DZero has recently measured the production of a Z with a bottom quark-antiquark pair. More precisely, what we measured was the ratio of the production of a Z with two jets produced from bottom quarks over the production of a Z with two jets of any sort. In this way, many possible causes of measurement uncertainty are removed. The result, a ratio of 2.36 ± 0.47 percent, matches the existing theoretical calculations well, strengthening our confidence in our understanding of the gluon content of the proton. It also provides an important constraint on the backgrounds for such rare processes as Higgs boson production. This is the first measurement of this important ratio at hadron colliders, shedding heavy light on heavy quarks.

Leo Bellantoni

The following scientists contributed to this result: top row, from left: Manbir Kaur and Suman Bala, Panjab University; Ashish Kumar, SUNY. Second row, from left:Thomas Hebbeker, RWTH Aachen University; Karl Jacobs, Freiburg University. Third row, from left: Arnulf Quadt, Georg-August University, Gottingen; Volker Buescher, University of Mainz; Dorothee Schaile, Ludwig-Maximilians University, Munchen. Fourth row, from left: Peter Maettig, University of Wuppertal; Norbert Wermes, University of Bonn.

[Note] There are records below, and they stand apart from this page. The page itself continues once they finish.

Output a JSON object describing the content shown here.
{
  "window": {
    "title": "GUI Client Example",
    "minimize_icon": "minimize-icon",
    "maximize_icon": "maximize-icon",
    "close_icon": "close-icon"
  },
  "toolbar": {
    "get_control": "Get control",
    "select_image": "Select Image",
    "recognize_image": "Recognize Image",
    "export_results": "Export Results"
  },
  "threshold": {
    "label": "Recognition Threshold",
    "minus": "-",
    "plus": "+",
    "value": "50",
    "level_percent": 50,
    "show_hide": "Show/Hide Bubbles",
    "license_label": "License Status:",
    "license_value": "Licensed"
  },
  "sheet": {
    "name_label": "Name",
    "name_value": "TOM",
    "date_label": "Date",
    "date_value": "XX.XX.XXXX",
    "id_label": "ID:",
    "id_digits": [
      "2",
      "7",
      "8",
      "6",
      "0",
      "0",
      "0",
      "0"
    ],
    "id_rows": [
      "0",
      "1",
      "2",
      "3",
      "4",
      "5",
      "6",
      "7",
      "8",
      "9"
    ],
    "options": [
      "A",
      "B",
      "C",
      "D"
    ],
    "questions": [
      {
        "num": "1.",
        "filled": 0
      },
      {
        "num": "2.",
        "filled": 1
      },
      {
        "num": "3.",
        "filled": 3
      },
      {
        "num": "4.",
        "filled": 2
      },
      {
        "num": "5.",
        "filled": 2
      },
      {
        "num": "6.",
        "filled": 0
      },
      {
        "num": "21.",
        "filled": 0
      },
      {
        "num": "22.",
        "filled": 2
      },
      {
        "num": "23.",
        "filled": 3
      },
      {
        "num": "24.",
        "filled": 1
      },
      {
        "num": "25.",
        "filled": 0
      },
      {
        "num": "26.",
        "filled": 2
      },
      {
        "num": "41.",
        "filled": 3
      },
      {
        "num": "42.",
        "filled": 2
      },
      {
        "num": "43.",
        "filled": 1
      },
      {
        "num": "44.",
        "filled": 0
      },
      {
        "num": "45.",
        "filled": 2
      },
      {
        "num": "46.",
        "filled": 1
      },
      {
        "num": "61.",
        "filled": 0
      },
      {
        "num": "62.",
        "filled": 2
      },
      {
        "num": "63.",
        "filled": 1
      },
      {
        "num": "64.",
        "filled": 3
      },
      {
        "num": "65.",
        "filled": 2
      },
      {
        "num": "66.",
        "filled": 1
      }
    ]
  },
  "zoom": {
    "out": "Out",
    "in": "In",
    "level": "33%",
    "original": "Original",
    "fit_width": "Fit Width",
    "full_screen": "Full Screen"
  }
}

Fermi Philosophy Society - Jan. 29

Zumba Fitness registration due Jan. 29

English country dancing at Kuhn Barn - Feb. 1 and March 1

Windows users: Adobe software upgrade and licensing change - Feb. 3

Vaughan Athletic Center membership rates effective Feb. 3

Artist Reception - Feb. 4

Barnstormers Delta Dart Night - Feb. 11

Writing for Results: Email and More - Feb. 27

Fermilab Functions - March 3, 5, 11

Interpersonal Communication Skills course - March 10

Managing Conflict course - March 24

2015 FRA scholarship applications accepted until April 1

URA Thesis Award Competition

Microsoft Office 2013 eBooks

Windows 8.1 approved for use

GSA updates mileage rate to 57.5 cents for 2015

Fermi Singers seek new members in New Year!

Abri Credit Union appreciates our members

The Take Five challenge and poster winter 2014/2015

Scottish country dancing Tuesday evenings at Kuhn Barn

Indoor soccer